Slater and Gordon has experienced another share price crash after dumping its earnings guidance for financial year 2016.
The listed firm’s share price fell by 17.2 per cent to on Thursday to close at 89 cents.
Over the past 12 months, Slater and Gordon’s shares have fallen by around 89 per cent.
The latest drop comes after the firm announced it was reconsidering its guidance for the 2016 financial year following poor results in its UK business.
On 1 December, Slater and Gordon re-affirmed to investors that it would meet its earnings guidance, despite regulatory changes that are predicted to impact UK-based Slater and Gordon Lawyers and Slater Gordon Solutions.
Yesterday, however, the firm announced to the ASX that its UK business is likely to have softer than predicted performance.
The firm pointed to “cash timing differences” and a “poorer than expected case resolution profile” as factors that would negatively impact on the firm’s gross operating cash flow.
In particular, the firm’s year-to-date settlements for the noise-induced hearing loss portfolio have been “slower than anticipated”.

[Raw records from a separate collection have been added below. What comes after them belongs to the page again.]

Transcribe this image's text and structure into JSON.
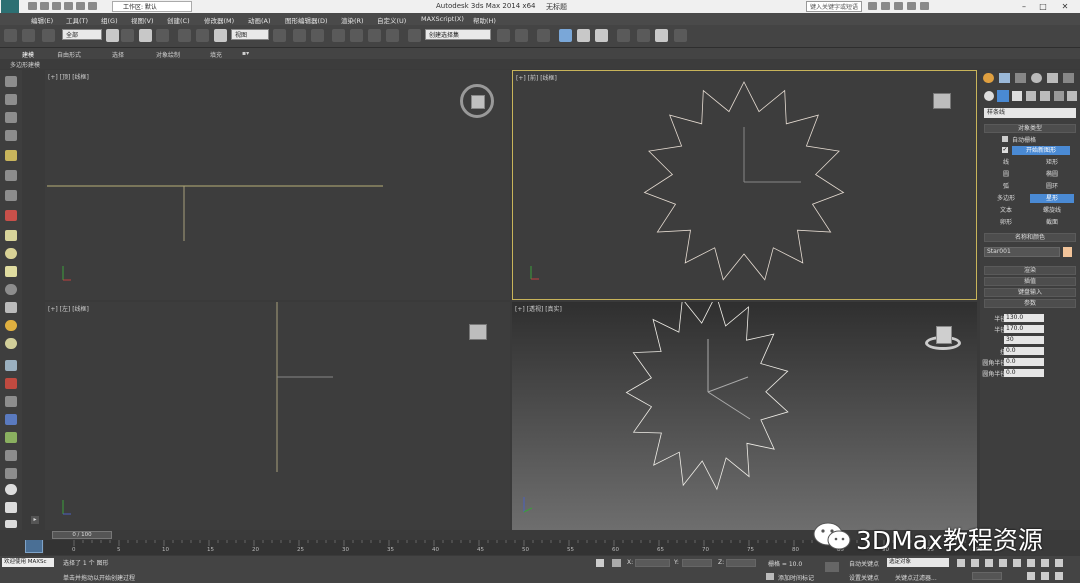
{
  "window": {
    "app_title": "Autodesk 3ds Max 2014 x64",
    "doc_title": "无标题",
    "workspace": "工作区: 默认",
    "search_placeholder": "键入关键字或短语"
  },
  "menu": {
    "items": [
      "编辑(E)",
      "工具(T)",
      "组(G)",
      "视图(V)",
      "创建(C)",
      "修改器(M)",
      "动画(A)",
      "图形编辑器(D)",
      "渲染(R)",
      "自定义(U)",
      "MAXScript(X)",
      "帮助(H)"
    ]
  },
  "toolbar": {
    "selection_filter": "全部",
    "coord_system": "视图",
    "named_selection": "创建选择集"
  },
  "ribbon": {
    "tabs": [
      "建模",
      "自由形式",
      "选择",
      "对象绘制",
      "填充"
    ],
    "panel_label": "多边形建模"
  },
  "viewports": {
    "top": "[+] [顶] [线框]",
    "front": "[+] [前] [线框]",
    "left": "[+] [左] [线框]",
    "perspective": "[+] [透视] [真实]"
  },
  "command_panel": {
    "category": "样条线",
    "object_type_title": "对象类型",
    "auto_grid": "自动栅格",
    "start_new_shape": "开始新图形",
    "buttons": [
      "线",
      "矩形",
      "圆",
      "椭圆",
      "弧",
      "圆环",
      "多边形",
      "星形",
      "文本",
      "螺旋线",
      "卵形",
      "截面"
    ],
    "name_color_title": "名称和颜色",
    "object_name": "Star001",
    "object_color": "#f2c49a",
    "rollouts": [
      "渲染",
      "插值",
      "键盘输入"
    ],
    "params_title": "参数",
    "params": [
      {
        "label": "半径 1:",
        "value": "130.0"
      },
      {
        "label": "半径 2:",
        "value": "170.0"
      },
      {
        "label": "点:",
        "value": "30"
      },
      {
        "label": "扭曲:",
        "value": "0.0"
      },
      {
        "label": "圆角半径 1:",
        "value": "0.0"
      },
      {
        "label": "圆角半径 2:",
        "value": "0.0"
      }
    ]
  },
  "timeline": {
    "frame_display": "0 / 100",
    "ticks": [
      "0",
      "5",
      "10",
      "15",
      "20",
      "25",
      "30",
      "35",
      "40",
      "45",
      "50",
      "55",
      "60",
      "65",
      "70",
      "75",
      "80",
      "85",
      "90",
      "95",
      "100"
    ]
  },
  "status": {
    "welcome": "欢迎使用 MAXSc",
    "selected": "选择了 1 个 图形",
    "prompt": "单击并拖动以开始创建过程",
    "x_label": "X:",
    "y_label": "Y:",
    "z_label": "Z:",
    "grid": "栅格 = 10.0",
    "add_time_tag": "添加时间标记",
    "auto_key": "自动关键点",
    "set_key": "设置关键点",
    "selected_object": "选定对象",
    "key_filters": "关键点过滤器..."
  },
  "watermark": {
    "text": "3DMax教程资源"
  },
  "colors": {
    "active_viewport_border": "#c8b45a",
    "selected_button": "#4a8ad4",
    "star_color": "#f0eee8"
  }
}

The earnings guidance will be reviewed and an update provided in January 2016.
“It is now clear to us that the slower rate of case resolutions in the first half has had a larger impact than previously thought, and that this may well flow through to a reduced profit for the full year,” managing director Andrew Grech said.
Nonetheless, he suggested the performance of the UK business has been improving and will contribute positively to cash flow for the rest of the financial year.
“The trajectory of the UK business provides confidence that we will trade through this period to be in a stronger position by the end of this financial year,” he said.
The UK business previously took a hit in late November after regulatory changes were proposed that would have altered the personal injury regime in the UK.
The latest announcement comes a week after Slater and Gordon announced it had ended its arrangement with auditors Pitcher Partners in favour of Ernst & Young.